Like Chris, I too am stitting at home having read my morning mail, waiting for the rain to ease off before I cycle into the office – I know, I’m a complete wuss. Anyway, this gives me a chance to talk about what I’ve been doing for the last few days.

Our editor has nearly been released for use by the guys, but the other day we found a few last-minute bugs that I’ve been fixing. Both were unfortunately a direct (or indirect) result of the somewhat chaotic internals of the code, and how it handles XLIFF
elements (which are to used to group together logically related sections). We’re using these in the
XLIFF sub-segmentation
stuff I talked about before.

The first (and easier to fix) was for the XLIFF merging and splitting functionality we have in the editor. First written to work around performance problems with opening large files, we have a feature which allows the user to split a large file into smaller files of a few hundred
elements each. John has long since fixed the performance problems, but the splitting and merging feature is still handy to allow several translators work on the same document at once. The trouble was, it was sometimes splitting in the middle of groups, breaking files. So, it’s now being more polite and instead of breaking every mod-whatever elements, it’s waiting till the group closes before starting to write a new file.

The second bug was more complex, caused basically by the fact that the editor has had many authors working on it in the past, and it hasn’t always been terribly well documented, so there’s been some confusion over how it works. In this case, it seems that <group> elements were being used to support the concept of 1:n alignments, that is, where one source language sentence can be translated to several target language sentences. There’s also support for n:1 and m:n alignments although the editor doesn’t actually allow translators to ever create these complex sentence alignments directly.

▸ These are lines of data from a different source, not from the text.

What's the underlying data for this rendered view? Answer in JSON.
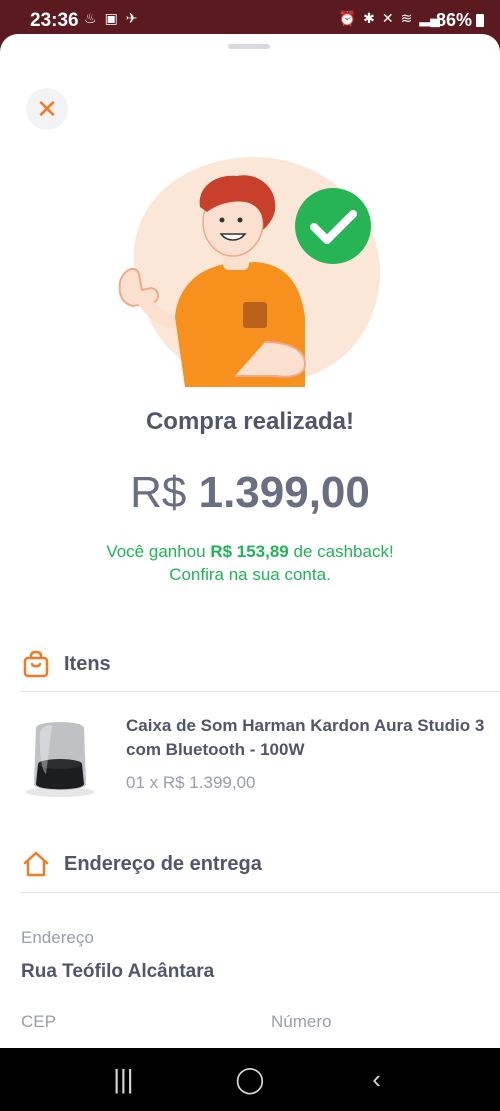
{
  "status_bar": {
    "time": "23:36",
    "battery": "86%",
    "left_icons": [
      "notification-icon",
      "image-icon",
      "activity-icon"
    ],
    "right_icons": [
      "alarm-icon",
      "bluetooth-icon",
      "mute-icon",
      "wifi-icon",
      "signal-icon"
    ]
  },
  "header": {
    "close_icon": "close-icon"
  },
  "confirmation": {
    "title": "Compra realizada!",
    "currency": "R$",
    "amount": "1.399,00",
    "cashback_prefix": "Você ganhou ",
    "cashback_value": "R$ 153,89",
    "cashback_suffix": " de cashback!",
    "cashback_line2": "Confira na sua conta."
  },
  "items_section": {
    "title": "Itens",
    "icon": "shopping-bag-icon",
    "items": [
      {
        "name": "Caixa de Som Harman Kardon Aura Studio 3 com Bluetooth - 100W",
        "quantity_price": "01 x R$ 1.399,00"
      }
    ]
  },
  "delivery_section": {
    "title": "Endereço de entrega",
    "icon": "home-icon",
    "address_label": "Endereço",
    "address_value": "Rua Teófilo Alcântara",
    "cep_label": "CEP",
    "number_label": "Número"
  },
  "nav_bar": {
    "recents": "|||",
    "home": "◯",
    "back": "‹"
  },
  "colors": {
    "accent_orange": "#f07b22",
    "success_green": "#21b357",
    "text_dark": "#51566a",
    "text_muted": "#9a9dad"
  }
}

On our system, such sentence alignments are only ever created by a program which does
sentence alignment that we tend not to use all that often. The alignment program reads in two documents, a source language document and it’s translation. It then segments the text and then tries to identify which source language sentences correspond to which target language sentences. This is difficult to do well, and nearly always needs some human post-editing to make sure the alignments are correct. Once these alignments have been identified, we can import them into our TM system and provide the matches via the editor.

Needless to say, the TM system support for finding matches of several source language sentences which map to one target language sentence was quite hard and again, it’s rarely used.

So, changing the editor around to use XLIFF groups for the subsegmentation behaviour was a bit tricky, and was causing some segments to not get saved when they should have been. At some stage it’d be really nice to revisit the internals of the editor, and clean them up a bit. Just a case of
finding some time and resources…

Oh, I see the rain has just stopped – better get on me bike !